§ What you have to do:
Only the lines holding the string "title" are needed; copy each of them from the data.

§ Extracted entries:
━━━━━━━━━━

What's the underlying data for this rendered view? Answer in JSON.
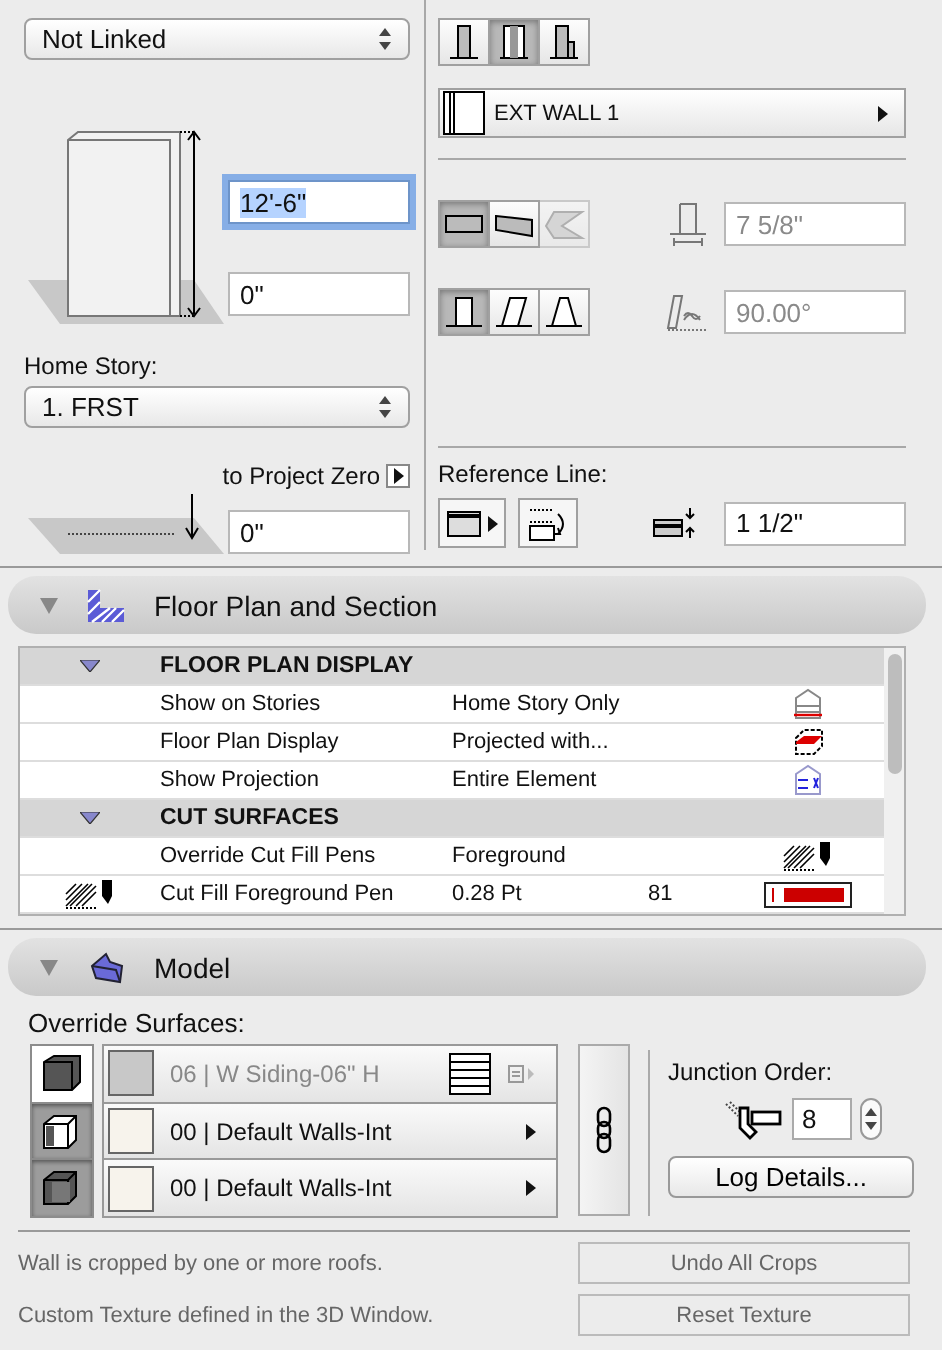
{
  "wall_top": {
    "value": "Not Linked"
  },
  "height_field": {
    "value": "12'-6\"",
    "selected": true
  },
  "bottom_offset": {
    "value": "0\""
  },
  "home_story": {
    "label": "Home Story:",
    "value": "1. FRST"
  },
  "project_zero": {
    "label": "to Project Zero",
    "value": "0\""
  },
  "structure_buttons": [
    {
      "selected": false
    },
    {
      "selected": true
    },
    {
      "selected": false
    }
  ],
  "composite": {
    "value": "EXT WALL 1"
  },
  "geometry_buttons": [
    {
      "selected": true,
      "disabled": false
    },
    {
      "selected": false,
      "disabled": false
    },
    {
      "selected": false,
      "disabled": true
    }
  ],
  "thickness": {
    "value": "7 5/8\"",
    "disabled": true
  },
  "slant_buttons": [
    {
      "selected": true
    },
    {
      "selected": false
    },
    {
      "selected": false
    }
  ],
  "angle": {
    "value": "90.00°",
    "disabled": true
  },
  "reference_line": {
    "label": "Reference Line:",
    "offset": "1 1/2\""
  },
  "floor_plan_panel": {
    "title": "Floor Plan and Section",
    "expanded": true,
    "rows": [
      {
        "kind": "group",
        "expanded": true,
        "name": "FLOOR PLAN DISPLAY"
      },
      {
        "kind": "item",
        "name": "Show on Stories",
        "value": "Home Story Only"
      },
      {
        "kind": "item",
        "name": "Floor Plan Display",
        "value": "Projected with..."
      },
      {
        "kind": "item",
        "name": "Show Projection",
        "value": "Entire Element"
      },
      {
        "kind": "group",
        "expanded": true,
        "name": "CUT SURFACES"
      },
      {
        "kind": "item",
        "name": "Override Cut Fill Pens",
        "value": "Foreground"
      },
      {
        "kind": "pen",
        "name": "Cut Fill Foreground Pen",
        "value": "0.28 Pt",
        "number": "81",
        "color": "#cc0000"
      }
    ]
  },
  "model_panel": {
    "title": "Model",
    "expanded": true
  },
  "override_surfaces": {
    "label": "Override Surfaces:",
    "rows": [
      {
        "selected": false,
        "disabled": true,
        "name": "06 | W Siding-06\" H",
        "color": "#c8c8c8"
      },
      {
        "selected": true,
        "disabled": false,
        "name": "00 | Default Walls-Int",
        "color": "#f7f3ec"
      },
      {
        "selected": true,
        "disabled": false,
        "name": "00 | Default Walls-Int",
        "color": "#f7f3ec"
      }
    ]
  },
  "junction": {
    "label": "Junction Order:",
    "value": "8",
    "button": "Log Details..."
  },
  "notices": [
    {
      "text": "Wall is cropped by one or more roofs.",
      "button": "Undo All Crops",
      "disabled": true
    },
    {
      "text": "Custom Texture defined in the 3D Window.",
      "button": "Reset Texture",
      "disabled": true
    }
  ]
}
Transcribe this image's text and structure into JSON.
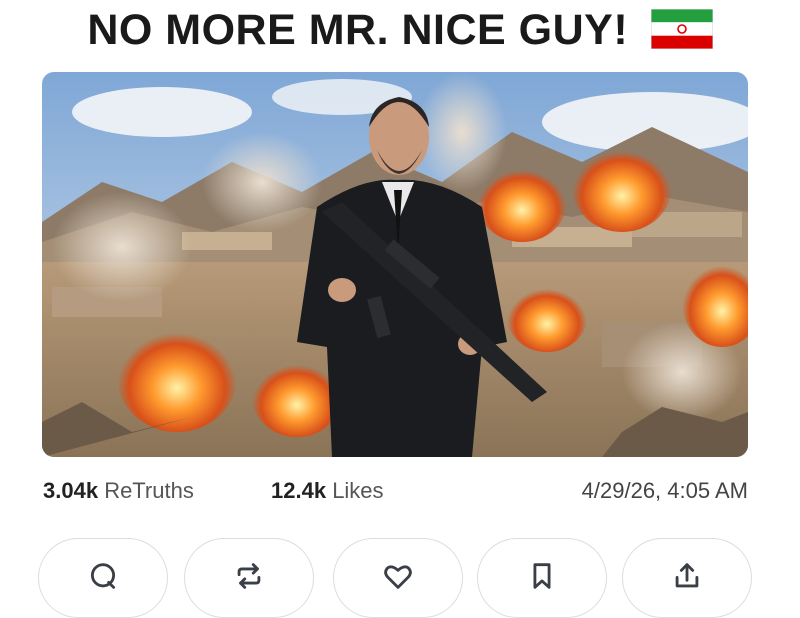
{
  "post": {
    "title": "NO MORE MR. NICE GUY!",
    "flag_icon": "iran-flag-icon"
  },
  "image": {
    "description_icon": "post-image"
  },
  "stats": {
    "retruths_count": "3.04k",
    "retruths_label": "ReTruths",
    "likes_count": "12.4k",
    "likes_label": "Likes",
    "timestamp": "4/29/26, 4:05 AM"
  },
  "actions": [
    {
      "icon": "reply-icon"
    },
    {
      "icon": "retruth-icon"
    },
    {
      "icon": "like-icon"
    },
    {
      "icon": "bookmark-icon"
    },
    {
      "icon": "share-icon"
    }
  ],
  "colors": {
    "flag_green": "#239f40",
    "flag_white": "#ffffff",
    "flag_red": "#da0000",
    "icon_color": "#3a3f47",
    "border": "#dadde2"
  }
}
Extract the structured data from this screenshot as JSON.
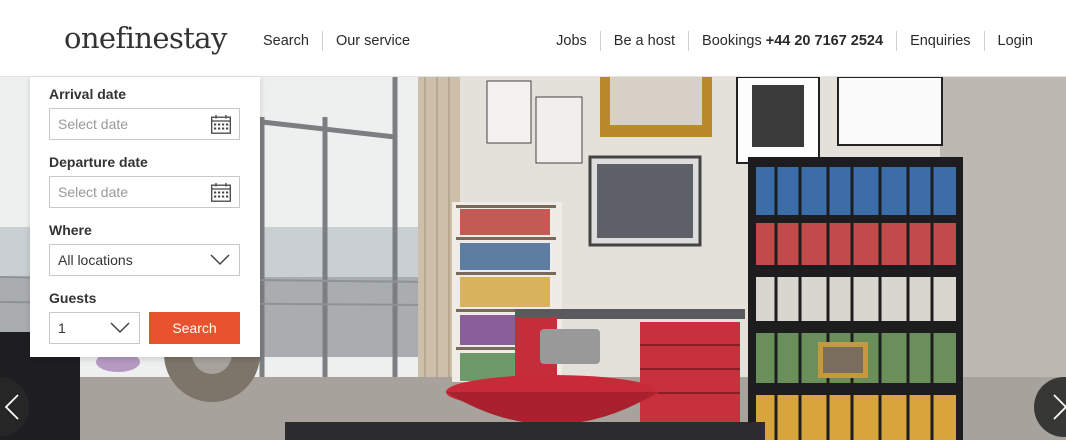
{
  "brand": {
    "logo_text": "onefinestay"
  },
  "nav_left": [
    {
      "label": "Search"
    },
    {
      "label": "Our service"
    }
  ],
  "nav_right": {
    "jobs": "Jobs",
    "host": "Be a host",
    "bookings_label": "Bookings",
    "bookings_phone": "+44 20 7167 2524",
    "enquiries": "Enquiries",
    "login": "Login"
  },
  "search_panel": {
    "arrival": {
      "label": "Arrival date",
      "placeholder": "Select date"
    },
    "departure": {
      "label": "Departure date",
      "placeholder": "Select date"
    },
    "where": {
      "label": "Where",
      "value": "All locations"
    },
    "guests": {
      "label": "Guests",
      "value": "1"
    },
    "submit_label": "Search"
  },
  "colors": {
    "accent": "#e8522e",
    "header_bg": "#ffffff",
    "text": "#222222"
  },
  "icons": {
    "calendar": "calendar-icon",
    "chevron": "chevron-down-icon",
    "prev": "chevron-left-icon",
    "next": "chevron-right-icon"
  }
}
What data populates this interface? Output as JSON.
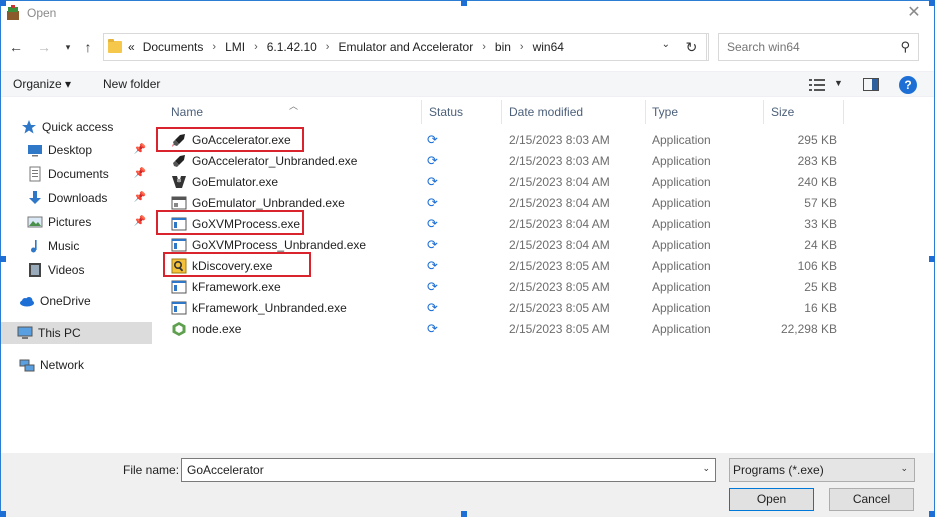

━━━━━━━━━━

§ Written response:
    "title": "Floor Plan and Section",
    "title": "Model",
    "title": "NO MORE MR. NICE GUY!",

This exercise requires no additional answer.